Companies have a tendency to organize themselves in ways that make operational sense but don't make customer-facing sense. So a newspaper's web site will operate separately from print operations, with different approaches to content; or online and retail operations will be two different silos with little consistency between them.
This can cause problems for customers, and so a few months ago when AT&T opened its remodeled "all in one" retail store in Houston to showcase all of the combined services formerly sold as SBC and Cingular offerings, dubbed the "AT&T Experience" store, I wondered whether they'd get it right.
My partner and I went there the other day. The store is a slick tech outpost that seems inspired by Apple's retail stores.

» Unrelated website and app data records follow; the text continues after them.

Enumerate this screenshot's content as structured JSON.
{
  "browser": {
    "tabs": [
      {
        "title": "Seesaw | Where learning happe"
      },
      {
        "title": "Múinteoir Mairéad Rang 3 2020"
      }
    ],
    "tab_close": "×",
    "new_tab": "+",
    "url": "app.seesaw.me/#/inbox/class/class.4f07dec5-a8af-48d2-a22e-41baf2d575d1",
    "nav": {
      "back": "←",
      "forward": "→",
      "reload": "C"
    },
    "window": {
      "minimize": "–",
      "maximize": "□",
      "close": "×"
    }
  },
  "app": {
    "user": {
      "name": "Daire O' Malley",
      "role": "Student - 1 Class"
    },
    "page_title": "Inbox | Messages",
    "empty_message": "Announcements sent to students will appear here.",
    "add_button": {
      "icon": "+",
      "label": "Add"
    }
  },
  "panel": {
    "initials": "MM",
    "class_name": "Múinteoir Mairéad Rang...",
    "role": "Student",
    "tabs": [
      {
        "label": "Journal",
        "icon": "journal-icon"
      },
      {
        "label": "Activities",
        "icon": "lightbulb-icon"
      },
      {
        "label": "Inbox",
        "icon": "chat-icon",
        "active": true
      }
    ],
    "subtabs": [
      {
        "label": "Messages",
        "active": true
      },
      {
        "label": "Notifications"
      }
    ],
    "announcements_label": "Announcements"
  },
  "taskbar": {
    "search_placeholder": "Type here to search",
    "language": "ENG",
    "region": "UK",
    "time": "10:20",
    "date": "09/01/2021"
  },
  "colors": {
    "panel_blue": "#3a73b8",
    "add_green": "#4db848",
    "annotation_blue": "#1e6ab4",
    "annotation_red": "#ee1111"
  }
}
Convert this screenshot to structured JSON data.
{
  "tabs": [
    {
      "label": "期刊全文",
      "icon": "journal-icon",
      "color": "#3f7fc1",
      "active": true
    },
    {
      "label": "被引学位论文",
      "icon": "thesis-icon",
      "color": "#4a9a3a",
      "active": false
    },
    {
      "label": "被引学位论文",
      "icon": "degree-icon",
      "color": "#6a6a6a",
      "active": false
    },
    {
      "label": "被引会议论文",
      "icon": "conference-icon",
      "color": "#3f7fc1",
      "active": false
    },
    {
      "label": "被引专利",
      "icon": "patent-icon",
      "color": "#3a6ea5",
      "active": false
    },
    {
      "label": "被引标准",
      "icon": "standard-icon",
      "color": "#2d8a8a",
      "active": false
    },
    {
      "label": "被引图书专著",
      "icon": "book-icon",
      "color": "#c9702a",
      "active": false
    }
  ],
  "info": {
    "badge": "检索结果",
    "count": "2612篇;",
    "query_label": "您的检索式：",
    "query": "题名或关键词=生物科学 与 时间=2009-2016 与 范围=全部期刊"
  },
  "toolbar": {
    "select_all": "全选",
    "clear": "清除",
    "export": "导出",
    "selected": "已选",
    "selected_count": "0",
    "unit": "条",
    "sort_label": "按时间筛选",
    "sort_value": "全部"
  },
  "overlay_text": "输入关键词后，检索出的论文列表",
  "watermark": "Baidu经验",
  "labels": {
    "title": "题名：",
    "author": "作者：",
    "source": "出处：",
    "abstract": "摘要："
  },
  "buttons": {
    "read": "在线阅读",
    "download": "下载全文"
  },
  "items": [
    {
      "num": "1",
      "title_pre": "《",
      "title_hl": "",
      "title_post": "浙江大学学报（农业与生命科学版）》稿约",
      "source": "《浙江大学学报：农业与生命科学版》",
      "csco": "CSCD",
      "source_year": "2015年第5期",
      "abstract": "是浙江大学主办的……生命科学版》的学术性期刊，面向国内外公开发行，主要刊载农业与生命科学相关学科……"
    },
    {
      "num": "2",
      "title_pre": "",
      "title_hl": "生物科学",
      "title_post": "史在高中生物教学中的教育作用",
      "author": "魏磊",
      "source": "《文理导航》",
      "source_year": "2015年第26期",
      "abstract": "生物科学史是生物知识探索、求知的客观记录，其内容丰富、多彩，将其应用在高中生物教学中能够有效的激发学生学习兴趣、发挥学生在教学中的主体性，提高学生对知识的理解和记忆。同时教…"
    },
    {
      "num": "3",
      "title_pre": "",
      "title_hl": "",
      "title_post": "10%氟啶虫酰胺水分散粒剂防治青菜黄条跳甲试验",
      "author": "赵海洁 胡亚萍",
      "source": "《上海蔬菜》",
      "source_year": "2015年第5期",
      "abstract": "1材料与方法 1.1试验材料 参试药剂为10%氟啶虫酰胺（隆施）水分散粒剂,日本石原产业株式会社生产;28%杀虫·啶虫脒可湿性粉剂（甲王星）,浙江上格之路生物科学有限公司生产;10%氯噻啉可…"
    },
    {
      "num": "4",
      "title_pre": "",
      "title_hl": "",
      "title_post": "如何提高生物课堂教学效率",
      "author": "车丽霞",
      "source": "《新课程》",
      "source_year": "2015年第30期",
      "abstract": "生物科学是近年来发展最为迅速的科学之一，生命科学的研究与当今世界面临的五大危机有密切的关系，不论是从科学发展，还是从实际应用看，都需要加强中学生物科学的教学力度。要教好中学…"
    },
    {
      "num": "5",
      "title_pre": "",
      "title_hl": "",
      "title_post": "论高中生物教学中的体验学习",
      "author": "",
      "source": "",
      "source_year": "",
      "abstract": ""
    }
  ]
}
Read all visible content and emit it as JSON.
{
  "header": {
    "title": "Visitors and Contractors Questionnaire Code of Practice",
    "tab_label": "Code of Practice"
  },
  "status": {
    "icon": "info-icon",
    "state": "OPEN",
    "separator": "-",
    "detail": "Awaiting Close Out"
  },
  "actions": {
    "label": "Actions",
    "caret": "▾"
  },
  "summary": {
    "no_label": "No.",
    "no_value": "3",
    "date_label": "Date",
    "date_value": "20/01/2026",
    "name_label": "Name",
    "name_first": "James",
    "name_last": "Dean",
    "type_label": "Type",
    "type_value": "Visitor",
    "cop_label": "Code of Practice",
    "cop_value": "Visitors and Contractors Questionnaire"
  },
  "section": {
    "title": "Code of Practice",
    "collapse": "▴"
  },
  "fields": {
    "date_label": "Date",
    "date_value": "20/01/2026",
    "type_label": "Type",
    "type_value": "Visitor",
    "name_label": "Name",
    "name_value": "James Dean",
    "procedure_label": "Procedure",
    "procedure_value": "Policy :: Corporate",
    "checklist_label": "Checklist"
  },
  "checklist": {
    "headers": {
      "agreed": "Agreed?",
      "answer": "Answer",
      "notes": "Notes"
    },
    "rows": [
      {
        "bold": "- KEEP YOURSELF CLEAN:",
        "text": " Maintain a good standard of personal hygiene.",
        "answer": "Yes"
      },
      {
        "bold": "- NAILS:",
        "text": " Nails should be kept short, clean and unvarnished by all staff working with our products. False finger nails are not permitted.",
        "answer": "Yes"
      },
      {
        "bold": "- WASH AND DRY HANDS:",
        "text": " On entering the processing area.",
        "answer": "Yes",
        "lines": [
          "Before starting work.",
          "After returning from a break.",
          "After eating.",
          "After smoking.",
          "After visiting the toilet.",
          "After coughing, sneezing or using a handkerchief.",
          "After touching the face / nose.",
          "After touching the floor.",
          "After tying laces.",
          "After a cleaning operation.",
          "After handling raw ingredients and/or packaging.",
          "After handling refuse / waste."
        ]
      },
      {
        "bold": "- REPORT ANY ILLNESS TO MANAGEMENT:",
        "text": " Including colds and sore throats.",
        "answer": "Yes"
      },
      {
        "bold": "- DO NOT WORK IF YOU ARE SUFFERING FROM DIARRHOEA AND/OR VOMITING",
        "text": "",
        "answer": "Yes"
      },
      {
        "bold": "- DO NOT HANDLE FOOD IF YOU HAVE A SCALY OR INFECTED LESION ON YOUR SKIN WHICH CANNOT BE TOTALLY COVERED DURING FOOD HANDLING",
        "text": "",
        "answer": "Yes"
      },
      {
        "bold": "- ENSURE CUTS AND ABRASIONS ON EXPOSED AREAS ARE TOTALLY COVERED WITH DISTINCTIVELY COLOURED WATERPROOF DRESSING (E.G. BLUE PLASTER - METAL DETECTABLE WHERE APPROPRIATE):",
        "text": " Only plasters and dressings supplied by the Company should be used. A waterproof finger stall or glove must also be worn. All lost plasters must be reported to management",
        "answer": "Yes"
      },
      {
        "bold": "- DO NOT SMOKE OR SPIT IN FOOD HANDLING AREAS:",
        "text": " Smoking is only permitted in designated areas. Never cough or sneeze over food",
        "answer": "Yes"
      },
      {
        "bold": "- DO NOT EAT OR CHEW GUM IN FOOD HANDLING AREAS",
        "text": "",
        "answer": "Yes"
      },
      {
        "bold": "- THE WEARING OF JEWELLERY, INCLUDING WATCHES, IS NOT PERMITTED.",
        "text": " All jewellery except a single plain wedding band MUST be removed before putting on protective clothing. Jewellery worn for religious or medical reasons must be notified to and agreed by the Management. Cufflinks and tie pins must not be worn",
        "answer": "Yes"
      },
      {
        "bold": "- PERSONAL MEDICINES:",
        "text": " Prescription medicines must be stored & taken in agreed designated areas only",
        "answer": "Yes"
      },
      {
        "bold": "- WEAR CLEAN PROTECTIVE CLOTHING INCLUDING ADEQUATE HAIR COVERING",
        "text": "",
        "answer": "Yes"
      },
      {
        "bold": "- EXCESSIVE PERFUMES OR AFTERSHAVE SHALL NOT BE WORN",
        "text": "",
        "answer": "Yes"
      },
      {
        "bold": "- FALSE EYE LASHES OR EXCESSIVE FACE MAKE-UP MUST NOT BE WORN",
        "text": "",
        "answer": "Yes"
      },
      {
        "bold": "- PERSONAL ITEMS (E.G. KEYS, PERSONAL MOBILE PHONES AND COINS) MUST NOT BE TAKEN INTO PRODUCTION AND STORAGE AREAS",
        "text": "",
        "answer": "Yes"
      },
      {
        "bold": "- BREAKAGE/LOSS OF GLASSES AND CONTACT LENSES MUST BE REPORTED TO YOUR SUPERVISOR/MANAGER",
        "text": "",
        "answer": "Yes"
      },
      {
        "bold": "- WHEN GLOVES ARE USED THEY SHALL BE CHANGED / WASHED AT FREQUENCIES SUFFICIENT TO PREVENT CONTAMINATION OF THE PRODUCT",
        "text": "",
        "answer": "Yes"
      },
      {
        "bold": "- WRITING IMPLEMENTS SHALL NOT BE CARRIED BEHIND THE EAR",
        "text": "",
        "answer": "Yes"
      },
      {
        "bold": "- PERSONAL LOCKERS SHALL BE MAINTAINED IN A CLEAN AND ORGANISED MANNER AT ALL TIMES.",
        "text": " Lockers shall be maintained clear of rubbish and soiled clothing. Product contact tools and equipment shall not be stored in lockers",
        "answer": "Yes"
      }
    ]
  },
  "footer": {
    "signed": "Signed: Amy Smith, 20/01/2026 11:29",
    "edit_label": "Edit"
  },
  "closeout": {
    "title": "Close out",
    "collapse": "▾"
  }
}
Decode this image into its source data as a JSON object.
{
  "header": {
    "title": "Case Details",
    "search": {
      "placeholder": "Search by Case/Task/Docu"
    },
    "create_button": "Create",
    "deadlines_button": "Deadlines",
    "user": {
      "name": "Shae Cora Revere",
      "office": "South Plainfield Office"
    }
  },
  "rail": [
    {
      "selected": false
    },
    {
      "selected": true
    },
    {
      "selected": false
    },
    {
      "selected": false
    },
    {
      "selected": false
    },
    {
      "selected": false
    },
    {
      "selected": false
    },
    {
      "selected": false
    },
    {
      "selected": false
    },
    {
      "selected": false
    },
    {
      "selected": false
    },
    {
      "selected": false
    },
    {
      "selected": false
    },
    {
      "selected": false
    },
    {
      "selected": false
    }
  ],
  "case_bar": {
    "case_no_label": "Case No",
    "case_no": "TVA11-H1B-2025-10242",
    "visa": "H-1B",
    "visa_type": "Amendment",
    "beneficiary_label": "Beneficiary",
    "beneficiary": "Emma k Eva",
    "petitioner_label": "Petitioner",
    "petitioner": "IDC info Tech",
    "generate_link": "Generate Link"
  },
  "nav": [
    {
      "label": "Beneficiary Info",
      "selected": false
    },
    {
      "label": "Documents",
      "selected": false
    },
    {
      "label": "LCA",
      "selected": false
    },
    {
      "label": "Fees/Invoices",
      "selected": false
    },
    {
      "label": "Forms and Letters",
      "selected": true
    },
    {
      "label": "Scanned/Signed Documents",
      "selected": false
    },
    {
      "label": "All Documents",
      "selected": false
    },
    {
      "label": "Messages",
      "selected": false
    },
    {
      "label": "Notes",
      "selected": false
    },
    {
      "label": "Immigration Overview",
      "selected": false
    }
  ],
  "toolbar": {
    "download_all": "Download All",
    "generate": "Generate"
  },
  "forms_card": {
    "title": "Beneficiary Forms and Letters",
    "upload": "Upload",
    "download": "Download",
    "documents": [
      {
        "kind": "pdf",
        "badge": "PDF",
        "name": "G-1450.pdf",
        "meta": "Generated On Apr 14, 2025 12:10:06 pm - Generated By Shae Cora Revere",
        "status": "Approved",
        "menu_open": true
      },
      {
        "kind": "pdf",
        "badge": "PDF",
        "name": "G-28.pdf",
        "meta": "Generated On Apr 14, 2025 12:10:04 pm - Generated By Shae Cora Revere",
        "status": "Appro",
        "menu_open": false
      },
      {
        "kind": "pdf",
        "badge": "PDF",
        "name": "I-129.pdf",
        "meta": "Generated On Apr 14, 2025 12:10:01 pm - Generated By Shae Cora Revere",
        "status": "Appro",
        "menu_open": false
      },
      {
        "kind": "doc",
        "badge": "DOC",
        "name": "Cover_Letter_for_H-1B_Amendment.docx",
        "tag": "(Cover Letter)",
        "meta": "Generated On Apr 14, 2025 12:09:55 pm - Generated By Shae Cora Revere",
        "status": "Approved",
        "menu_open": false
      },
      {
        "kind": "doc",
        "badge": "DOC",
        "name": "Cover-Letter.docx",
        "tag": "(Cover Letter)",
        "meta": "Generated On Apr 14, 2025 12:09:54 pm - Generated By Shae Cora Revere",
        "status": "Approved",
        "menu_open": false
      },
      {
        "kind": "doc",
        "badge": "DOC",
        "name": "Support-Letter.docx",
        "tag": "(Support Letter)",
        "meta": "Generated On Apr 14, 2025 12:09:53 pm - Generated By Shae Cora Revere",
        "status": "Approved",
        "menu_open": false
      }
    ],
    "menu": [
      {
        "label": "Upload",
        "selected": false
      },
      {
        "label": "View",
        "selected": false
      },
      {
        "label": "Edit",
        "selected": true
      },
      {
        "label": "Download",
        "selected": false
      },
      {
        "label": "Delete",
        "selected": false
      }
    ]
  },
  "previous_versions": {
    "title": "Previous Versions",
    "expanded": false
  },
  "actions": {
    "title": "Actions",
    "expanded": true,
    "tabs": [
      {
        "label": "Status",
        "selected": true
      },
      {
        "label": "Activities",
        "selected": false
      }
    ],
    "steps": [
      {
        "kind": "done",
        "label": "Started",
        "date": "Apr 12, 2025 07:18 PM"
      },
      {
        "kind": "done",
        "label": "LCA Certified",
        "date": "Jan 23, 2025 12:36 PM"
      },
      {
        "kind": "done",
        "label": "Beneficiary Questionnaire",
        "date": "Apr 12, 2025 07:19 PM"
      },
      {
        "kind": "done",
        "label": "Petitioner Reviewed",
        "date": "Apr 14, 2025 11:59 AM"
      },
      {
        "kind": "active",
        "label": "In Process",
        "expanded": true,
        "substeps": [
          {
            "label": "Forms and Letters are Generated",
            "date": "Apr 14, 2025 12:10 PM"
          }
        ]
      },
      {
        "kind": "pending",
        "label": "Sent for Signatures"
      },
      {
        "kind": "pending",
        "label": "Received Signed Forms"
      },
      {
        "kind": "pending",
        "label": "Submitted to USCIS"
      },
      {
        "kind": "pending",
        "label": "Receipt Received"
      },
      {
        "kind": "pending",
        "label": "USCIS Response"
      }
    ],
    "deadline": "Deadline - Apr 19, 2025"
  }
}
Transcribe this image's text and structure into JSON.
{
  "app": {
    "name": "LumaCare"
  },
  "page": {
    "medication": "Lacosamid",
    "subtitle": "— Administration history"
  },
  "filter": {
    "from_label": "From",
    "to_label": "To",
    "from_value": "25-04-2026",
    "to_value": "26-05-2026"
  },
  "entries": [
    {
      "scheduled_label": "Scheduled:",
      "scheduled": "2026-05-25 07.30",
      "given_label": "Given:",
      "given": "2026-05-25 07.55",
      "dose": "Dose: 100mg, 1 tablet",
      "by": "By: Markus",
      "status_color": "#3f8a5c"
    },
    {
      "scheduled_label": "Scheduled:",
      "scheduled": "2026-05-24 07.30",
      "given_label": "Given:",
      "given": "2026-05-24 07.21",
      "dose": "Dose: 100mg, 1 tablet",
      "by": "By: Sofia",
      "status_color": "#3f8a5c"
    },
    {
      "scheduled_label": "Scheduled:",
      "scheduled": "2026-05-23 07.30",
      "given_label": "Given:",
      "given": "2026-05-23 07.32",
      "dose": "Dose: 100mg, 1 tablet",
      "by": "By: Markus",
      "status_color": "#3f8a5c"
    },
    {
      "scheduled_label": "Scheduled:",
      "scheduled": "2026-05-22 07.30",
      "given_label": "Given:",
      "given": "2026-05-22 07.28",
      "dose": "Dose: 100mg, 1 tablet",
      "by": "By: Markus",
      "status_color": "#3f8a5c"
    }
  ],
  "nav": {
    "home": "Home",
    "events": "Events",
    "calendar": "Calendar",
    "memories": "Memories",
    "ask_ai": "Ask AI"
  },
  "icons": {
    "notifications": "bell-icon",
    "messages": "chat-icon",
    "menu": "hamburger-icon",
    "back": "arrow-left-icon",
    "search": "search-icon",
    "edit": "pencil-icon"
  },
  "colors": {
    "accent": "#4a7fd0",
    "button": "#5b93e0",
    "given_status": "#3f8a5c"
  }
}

Along the walls are lots and lots of mobile phones and handheld computers for you to play with - all powered up, with each devices phone number posted next to it so you can actually call it and see what happens. There are computers where you can browse for information about AT&T services. Deeper into the store there are big screen TVs demoing AT&T's IP television service, U-Verse. And there are people there you can talk to about home services like DSL.
But the proof is in what happens when you try to actually interact with the company, and I didn't expect much; companies get this wrong way too often. I was there because I wanted to upgrade from a regular phone to a handheld device that would let me get my email, use the web, and so on. I'd done my homework online already, and knew what I wanted (a Samsung Blackjack). But the web site was full of warnings that special online pricing is only available through the web site, so I wondered, would I be able to get it in the store at the same price and walk out the door with it?
A pleasant surprise - yes. The whole transaction took about fifteen minutes. Score one for AT&T.
My partner was not so fortunate. His issue: he did just such an upgrade a month ago, and he loves his new handheld (a bulkier AT&T-branded device designed for total road warriors), but has been unable to send or receive SMS and MMS messages on it.
This is where the wheels came off. After figuring out that part of the issue was the way the account was set up when he upgraded, it became clear there was a hardware issue. After a two-hour journey through troubleshooting hell, it became obvious that the hardware needed to be swapped out.
Here's where things went horribly wrong: because he bought the device 32 days ago, they would not simply grab a new one out of store stock and give it to him. They insisted on sending him a new one and having him ship the old one back. (Had we gotten there three days earlier, they would have swapped it out on the spot.)
Dumb, dumb, dumb. From our point of view, AT&T was going to replace the device. What's the difference between the trade happening instantly inside a retail outlet, versus via FedEx? Nothing, except that in the latter case, it's a pain in the neck for him, and AT&T has to pay for shipping.
But the store staff was quite insistent that they had to do things the more expensive and annoying way. Worse still, they handed him a store land line and told him he had to call and set it up. So an AT&T employee was standing in the store saying, "I can't help you, call one of my coworkers (while standing here in a loud store) and do it yourself."
He asked for the manager who said, "I cannot give you a new phone today." He said, "I paid $400 for this and you can't help me?" and he said, "It doesn't matter what you paid..."
Wrong. A customer who drops $400 on new hardware and adds $40/month for a data plan is more important than one who got a free phone for signing up and spends $29 per month. Those customers buy more from you. You should treat them as more valuable, because if they walk, you will lose more.
Just to make it worse, when he did make the call in the store (what else was he going to do?) he was put on hold. He gave up; we were hungry and tired and hadn't planned on spending two hours there. The phone call could be made from home.
I give AT&T credit for getting their retail and web channels in sync. But the rest of the story was such a sequence of amateur errors.
- To your customer, all channels are still you. Let the customer choose the convenient way to do business.
- When things go wrong and the customer really has no options, it's the wrong time to treat them badly. They'll remember. If you shine then, you'll have a loyal, happy customer.
- Give front line employees (like that store manager) the authority to make customers happy. Had that manager been allowed to do the swap on the spot, he would have saved money for AT&T and made a customer who spends a lot with them happy. Instead, everybody's miserable.
Meanwhile, I'm happy with my new Blackjack except... I can't send or receive SMS or MMS messages. I think something's wrong in the account upgrade process... which means, now I get to call customer support. Whee!